Go deeper: Coalition of businesses urges Trump to keep DACA in place following SCOTUS ruling

Go deeper

Oct 24, 2020 - Politics & Policy

Murkowski says she'll vote to confirm Amy Coney Barrett to Supreme Court

Sen. Lisa Murkowski. Photo: Alex Edelman/AFP via Getty Images

Sen. Lisa Murkowski (R-Alaska) said Saturday that she'll vote to confirm Judge Amy Coney Barrett to the Supreme Court on Monday, despite her opposition to the process that's recently transpired.

The big picture: Murkowski's decision leaves Sen. Susan Collins (R-Maine) as the only Republican expected to vote against Barrett.

Dan Primack, author of Pro Rata
3 hours ago - Health

Moderna exec says children could be vaccinated by mid-2021

Tal Zaks, chief medical officer of Moderna, tells "Axios on HBO" that a COVID-19 vaccine could be available for children by the middle of next year.

Be smart: There will be a coronavirus vaccine for adults long before there is one for kids.

Updated 4 hours ago - Politics & Policy

Sen. Kelly Loeffler to return to campaign trail after 2nd negative test

Sen. Kelly Loeffler addresses supporters during a rally on Thursday. Photo: Jessica McGowan/Getty Images

Sen. Kelly Loeffler's (R-Ga.) campaign announced Monday that she "looks forward to getting back out on the campaign trail" after testing negative for COVID-19 for a second time, following earlier conflicting results.
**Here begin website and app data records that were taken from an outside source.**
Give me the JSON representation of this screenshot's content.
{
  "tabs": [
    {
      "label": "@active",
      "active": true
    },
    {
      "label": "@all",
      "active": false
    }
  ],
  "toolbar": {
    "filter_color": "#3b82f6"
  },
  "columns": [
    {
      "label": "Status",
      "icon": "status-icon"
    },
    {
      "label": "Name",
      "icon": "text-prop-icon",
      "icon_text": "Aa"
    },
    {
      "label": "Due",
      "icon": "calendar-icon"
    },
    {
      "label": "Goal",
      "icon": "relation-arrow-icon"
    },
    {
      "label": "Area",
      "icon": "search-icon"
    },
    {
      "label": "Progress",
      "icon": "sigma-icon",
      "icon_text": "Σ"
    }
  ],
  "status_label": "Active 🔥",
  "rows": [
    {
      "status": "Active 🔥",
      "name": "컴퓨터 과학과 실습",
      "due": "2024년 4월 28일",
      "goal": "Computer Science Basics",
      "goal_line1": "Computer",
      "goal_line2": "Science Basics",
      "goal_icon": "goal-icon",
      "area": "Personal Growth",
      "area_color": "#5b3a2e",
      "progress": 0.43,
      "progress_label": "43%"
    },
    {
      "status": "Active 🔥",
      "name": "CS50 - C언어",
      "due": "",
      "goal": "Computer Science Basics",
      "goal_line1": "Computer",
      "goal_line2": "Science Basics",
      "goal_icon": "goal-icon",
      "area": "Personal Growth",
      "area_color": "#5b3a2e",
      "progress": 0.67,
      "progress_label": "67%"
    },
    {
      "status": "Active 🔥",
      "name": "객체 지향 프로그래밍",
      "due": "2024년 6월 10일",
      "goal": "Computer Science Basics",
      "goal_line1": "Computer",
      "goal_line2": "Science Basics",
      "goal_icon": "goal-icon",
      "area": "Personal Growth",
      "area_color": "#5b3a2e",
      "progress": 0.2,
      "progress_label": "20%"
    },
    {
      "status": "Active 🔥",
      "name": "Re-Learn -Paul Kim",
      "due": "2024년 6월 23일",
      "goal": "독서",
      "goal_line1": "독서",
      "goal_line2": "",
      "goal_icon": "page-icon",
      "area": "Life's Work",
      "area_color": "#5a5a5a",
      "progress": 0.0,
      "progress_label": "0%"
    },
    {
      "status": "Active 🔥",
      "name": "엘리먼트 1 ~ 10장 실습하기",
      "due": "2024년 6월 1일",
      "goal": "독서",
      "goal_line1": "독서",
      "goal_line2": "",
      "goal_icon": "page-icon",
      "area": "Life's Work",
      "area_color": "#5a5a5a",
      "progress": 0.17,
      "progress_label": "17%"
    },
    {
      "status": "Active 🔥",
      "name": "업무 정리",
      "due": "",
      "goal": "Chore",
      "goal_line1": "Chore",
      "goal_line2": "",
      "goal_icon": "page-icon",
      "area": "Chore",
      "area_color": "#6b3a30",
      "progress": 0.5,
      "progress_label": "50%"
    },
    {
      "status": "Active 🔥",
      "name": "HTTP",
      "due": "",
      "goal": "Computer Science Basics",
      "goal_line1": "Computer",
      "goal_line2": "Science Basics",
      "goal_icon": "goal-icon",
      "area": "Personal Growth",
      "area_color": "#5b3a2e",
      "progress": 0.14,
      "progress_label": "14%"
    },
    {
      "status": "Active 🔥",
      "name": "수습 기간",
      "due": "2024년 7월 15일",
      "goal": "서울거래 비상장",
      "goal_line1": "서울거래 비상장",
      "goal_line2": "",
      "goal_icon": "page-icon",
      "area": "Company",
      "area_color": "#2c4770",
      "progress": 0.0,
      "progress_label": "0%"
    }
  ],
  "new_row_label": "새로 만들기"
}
Why it matters: Loeffler has been campaigning at events ahead of a Jan. 5 runoff in elections that'll decide which party holds the Senate majority. Vice President Mike Pence was with her on Friday.